Tally the lines below that contain "recharge". The number is the whole answer.

PROVIDED RECORDS ▸
★ ★ ★ ★ ★

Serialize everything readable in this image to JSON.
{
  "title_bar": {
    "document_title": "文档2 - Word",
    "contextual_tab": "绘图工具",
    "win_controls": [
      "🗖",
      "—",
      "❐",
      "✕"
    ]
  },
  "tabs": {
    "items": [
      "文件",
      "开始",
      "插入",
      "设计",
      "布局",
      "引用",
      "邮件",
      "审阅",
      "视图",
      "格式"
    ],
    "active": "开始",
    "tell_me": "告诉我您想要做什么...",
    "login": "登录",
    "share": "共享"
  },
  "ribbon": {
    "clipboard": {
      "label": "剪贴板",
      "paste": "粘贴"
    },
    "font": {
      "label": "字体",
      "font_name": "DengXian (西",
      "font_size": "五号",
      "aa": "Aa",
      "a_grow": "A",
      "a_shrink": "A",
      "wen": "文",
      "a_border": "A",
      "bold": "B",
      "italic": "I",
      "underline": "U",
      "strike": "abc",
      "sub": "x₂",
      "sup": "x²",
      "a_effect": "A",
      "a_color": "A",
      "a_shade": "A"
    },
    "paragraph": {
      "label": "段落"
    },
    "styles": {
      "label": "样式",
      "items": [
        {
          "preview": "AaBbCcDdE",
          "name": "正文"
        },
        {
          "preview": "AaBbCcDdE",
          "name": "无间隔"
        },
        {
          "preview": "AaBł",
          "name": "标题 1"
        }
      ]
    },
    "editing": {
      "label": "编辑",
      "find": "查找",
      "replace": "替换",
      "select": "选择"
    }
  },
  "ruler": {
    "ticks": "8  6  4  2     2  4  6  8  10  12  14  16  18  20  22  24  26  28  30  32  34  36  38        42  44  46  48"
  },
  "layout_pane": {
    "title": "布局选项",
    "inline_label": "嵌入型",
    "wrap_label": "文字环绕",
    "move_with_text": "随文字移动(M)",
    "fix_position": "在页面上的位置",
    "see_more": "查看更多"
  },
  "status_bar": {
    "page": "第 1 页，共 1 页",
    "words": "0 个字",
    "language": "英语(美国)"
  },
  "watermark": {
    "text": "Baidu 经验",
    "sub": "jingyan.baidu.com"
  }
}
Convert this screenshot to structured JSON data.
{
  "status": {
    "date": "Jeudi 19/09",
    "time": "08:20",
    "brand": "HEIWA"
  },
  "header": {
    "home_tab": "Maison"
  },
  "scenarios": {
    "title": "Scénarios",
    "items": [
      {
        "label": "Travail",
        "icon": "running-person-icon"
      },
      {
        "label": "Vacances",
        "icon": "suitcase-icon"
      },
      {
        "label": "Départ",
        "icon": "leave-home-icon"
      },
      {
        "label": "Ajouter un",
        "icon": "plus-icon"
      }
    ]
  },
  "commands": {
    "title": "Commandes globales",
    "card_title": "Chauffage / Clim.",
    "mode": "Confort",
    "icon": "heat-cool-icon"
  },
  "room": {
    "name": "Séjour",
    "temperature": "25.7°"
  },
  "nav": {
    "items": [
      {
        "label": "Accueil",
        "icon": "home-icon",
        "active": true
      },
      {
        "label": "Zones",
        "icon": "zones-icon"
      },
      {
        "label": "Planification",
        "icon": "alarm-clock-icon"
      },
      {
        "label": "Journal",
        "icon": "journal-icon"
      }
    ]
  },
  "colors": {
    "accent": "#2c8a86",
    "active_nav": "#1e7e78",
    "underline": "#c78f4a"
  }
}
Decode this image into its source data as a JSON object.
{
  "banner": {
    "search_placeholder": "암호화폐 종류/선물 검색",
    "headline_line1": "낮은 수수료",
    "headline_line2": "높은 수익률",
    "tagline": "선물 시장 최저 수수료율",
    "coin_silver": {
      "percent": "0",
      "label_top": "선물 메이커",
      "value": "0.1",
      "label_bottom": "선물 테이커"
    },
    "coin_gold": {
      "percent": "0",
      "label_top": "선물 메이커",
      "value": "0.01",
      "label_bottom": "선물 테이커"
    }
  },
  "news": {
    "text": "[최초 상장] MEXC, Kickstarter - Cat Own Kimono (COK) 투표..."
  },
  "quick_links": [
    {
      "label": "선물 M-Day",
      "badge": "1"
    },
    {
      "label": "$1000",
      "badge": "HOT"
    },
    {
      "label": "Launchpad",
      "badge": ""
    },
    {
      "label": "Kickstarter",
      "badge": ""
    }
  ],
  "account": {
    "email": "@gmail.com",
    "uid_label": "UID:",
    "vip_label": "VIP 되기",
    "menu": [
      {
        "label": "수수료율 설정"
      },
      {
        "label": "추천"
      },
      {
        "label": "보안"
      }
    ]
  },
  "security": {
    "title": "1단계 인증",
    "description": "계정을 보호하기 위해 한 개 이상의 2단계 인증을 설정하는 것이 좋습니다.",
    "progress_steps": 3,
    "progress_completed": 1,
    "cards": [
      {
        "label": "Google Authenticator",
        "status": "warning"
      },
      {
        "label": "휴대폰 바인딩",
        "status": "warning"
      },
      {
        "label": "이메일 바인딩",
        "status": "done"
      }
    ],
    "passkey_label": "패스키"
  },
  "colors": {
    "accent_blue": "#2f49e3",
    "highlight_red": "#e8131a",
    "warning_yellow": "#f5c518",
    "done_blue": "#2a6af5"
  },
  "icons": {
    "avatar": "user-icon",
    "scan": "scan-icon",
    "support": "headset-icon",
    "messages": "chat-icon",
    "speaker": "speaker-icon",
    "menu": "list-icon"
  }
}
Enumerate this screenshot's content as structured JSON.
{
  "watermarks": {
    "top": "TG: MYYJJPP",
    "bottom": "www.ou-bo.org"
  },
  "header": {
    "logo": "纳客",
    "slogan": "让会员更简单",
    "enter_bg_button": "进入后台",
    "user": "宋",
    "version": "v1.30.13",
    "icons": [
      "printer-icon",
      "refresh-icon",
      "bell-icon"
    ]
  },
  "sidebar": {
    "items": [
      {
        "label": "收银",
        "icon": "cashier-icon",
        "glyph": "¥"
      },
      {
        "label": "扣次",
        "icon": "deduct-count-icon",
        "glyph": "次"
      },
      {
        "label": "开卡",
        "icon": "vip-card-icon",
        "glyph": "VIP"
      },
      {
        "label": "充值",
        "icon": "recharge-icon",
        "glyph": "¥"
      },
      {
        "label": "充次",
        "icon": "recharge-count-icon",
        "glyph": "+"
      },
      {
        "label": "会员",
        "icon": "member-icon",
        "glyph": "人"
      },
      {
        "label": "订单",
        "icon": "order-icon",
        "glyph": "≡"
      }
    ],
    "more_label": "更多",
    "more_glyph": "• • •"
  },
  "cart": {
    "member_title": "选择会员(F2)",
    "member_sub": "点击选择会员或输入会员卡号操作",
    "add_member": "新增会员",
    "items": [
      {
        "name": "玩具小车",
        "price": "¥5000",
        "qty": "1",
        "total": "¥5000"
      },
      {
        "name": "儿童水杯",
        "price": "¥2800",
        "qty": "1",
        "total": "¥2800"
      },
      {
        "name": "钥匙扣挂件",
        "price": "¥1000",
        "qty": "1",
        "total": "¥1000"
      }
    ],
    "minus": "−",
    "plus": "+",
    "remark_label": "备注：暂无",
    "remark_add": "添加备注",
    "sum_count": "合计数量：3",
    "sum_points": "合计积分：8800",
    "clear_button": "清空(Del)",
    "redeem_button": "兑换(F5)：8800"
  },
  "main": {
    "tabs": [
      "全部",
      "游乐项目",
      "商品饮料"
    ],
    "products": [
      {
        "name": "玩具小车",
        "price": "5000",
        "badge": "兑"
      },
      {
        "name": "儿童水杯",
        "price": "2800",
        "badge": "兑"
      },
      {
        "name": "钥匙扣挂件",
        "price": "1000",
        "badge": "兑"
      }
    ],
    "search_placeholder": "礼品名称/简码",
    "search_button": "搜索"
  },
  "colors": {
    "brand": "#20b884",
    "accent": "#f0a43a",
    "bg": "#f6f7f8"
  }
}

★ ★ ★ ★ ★

EXERCISE RESPONSE ▸
2